▸ WHAT IS EXPECTED:
Go through the material below and please tally the lines that hold the word "Request"; the number alone is the answer.

▸ DATA SUPPLIED:
========

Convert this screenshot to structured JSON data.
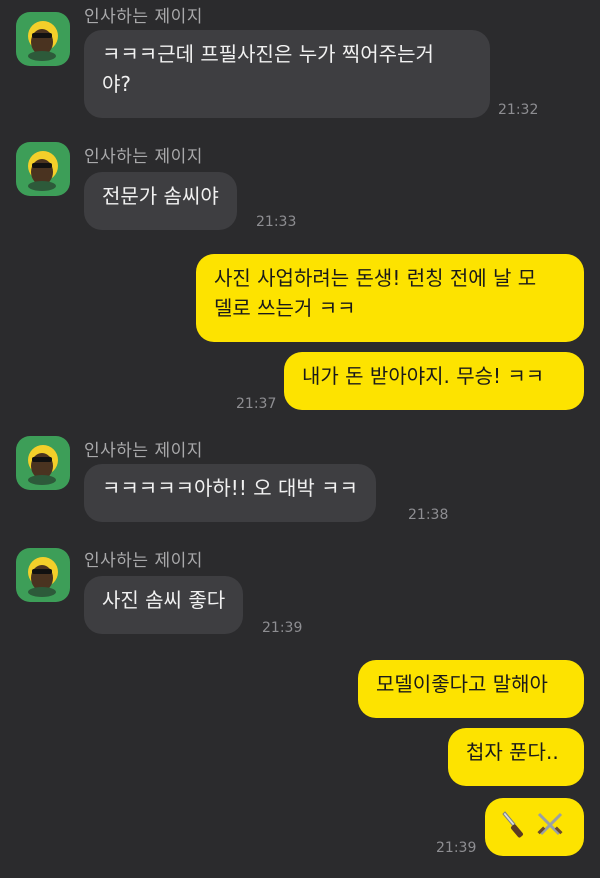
{
  "sender_name": "인사하는 제이지",
  "messages": [
    {
      "dir": "in",
      "line1": "ㅋㅋㅋ근데 프필사진은 누가 찍어주는거",
      "line2": "야?",
      "time": "21:32"
    },
    {
      "dir": "in",
      "text": "전문가 솜씨야",
      "time": "21:33"
    },
    {
      "dir": "out",
      "line1": "사진 사업하려는 돈생! 런칭 전에 날 모",
      "line2": "델로 쓰는거 ㅋㅋ"
    },
    {
      "dir": "out",
      "text": "내가 돈 받아야지. 무승! ㅋㅋ",
      "time": "21:37"
    },
    {
      "dir": "in",
      "text": "ㅋㅋㅋㅋㅋ아하!! 오 대박 ㅋㅋ",
      "time": "21:38"
    },
    {
      "dir": "in",
      "text": "사진 솜씨 좋다",
      "time": "21:39"
    },
    {
      "dir": "out",
      "text": "모델이좋다고 말해아"
    },
    {
      "dir": "out",
      "text": "첩자 푼다.."
    },
    {
      "dir": "out",
      "emoji": "knife-and-swords",
      "time": "21:39"
    }
  ],
  "colors": {
    "background": "#2b2b2d",
    "incoming_bubble": "#3e3e41",
    "outgoing_bubble": "#fde300",
    "avatar_bg": "#3d9e58"
  }
}
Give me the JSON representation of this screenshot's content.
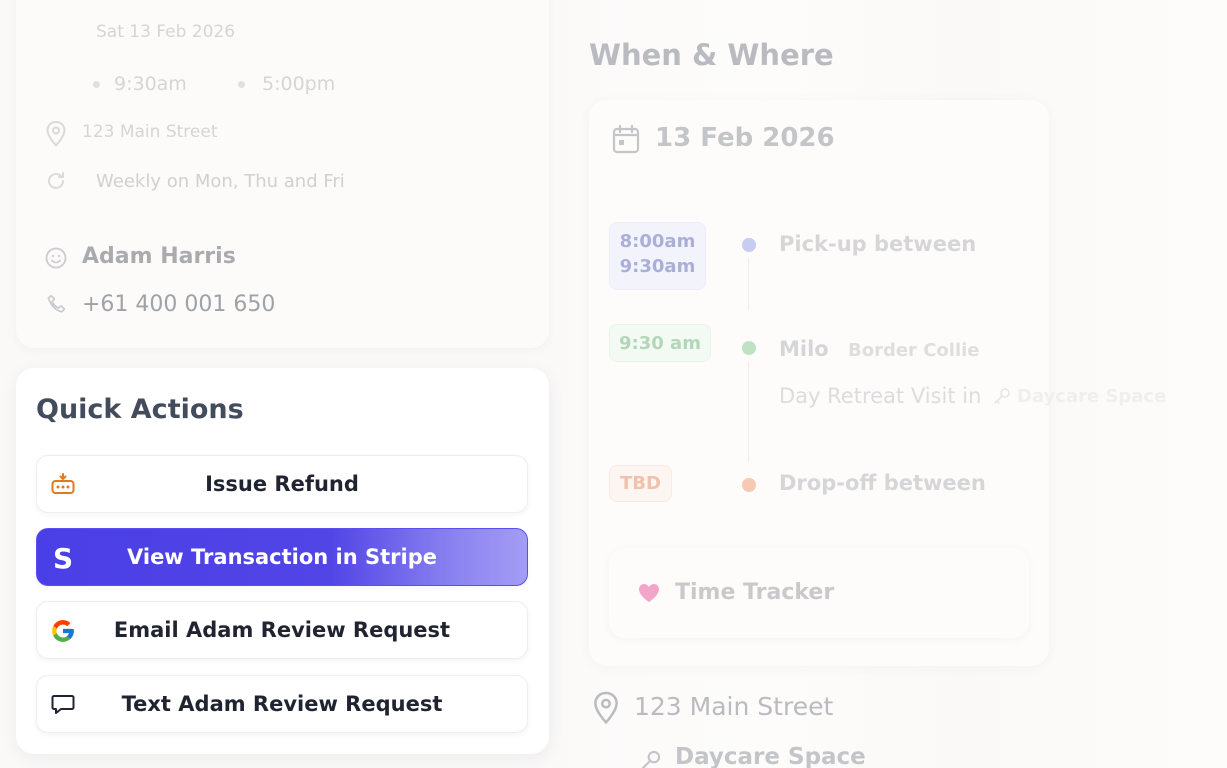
{
  "left": {
    "faded_date": "Sat 13 Feb 2026",
    "faded_time_start": "9:30am",
    "faded_time_end": "5:00pm",
    "faded_address": "123 Main Street",
    "faded_recurrence": "Weekly on Mon, Thu and Fri",
    "contact_name": "Adam Harris",
    "contact_phone": "+61 400 001 650"
  },
  "quick_actions": {
    "title": "Quick Actions",
    "buttons": [
      {
        "label": "Issue Refund",
        "icon": "refund-icon"
      },
      {
        "label": "View Transaction in Stripe",
        "icon": "stripe-icon"
      },
      {
        "label": "Email Adam Review Request",
        "icon": "google-icon"
      },
      {
        "label": "Text Adam Review Request",
        "icon": "chat-bubble-icon"
      }
    ]
  },
  "when_where": {
    "title": "When & Where",
    "date": "13 Feb 2026",
    "timeline": [
      {
        "time": "8:00am",
        "time2": "9:30am",
        "label": "Pick-up between",
        "color": "#c7cdf2"
      },
      {
        "time": "9:30 am",
        "label": "Milo",
        "breed": "Border Collie",
        "detail": "Day Retreat Visit in",
        "space": "Daycare Space",
        "color": "#bfe2c4"
      },
      {
        "time": "TBD",
        "label": "Drop-off between",
        "color": "#f6c9b3"
      }
    ],
    "tracker_label": "Time Tracker",
    "address": "123 Main Street",
    "space": "Daycare Space"
  },
  "colors": {
    "stripe_purple": "#4a3fe6",
    "refund_orange": "#e07a1f",
    "heart_pink": "#f3a5c9"
  }
}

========

▸ RESULT OF THE EXERCISE:
2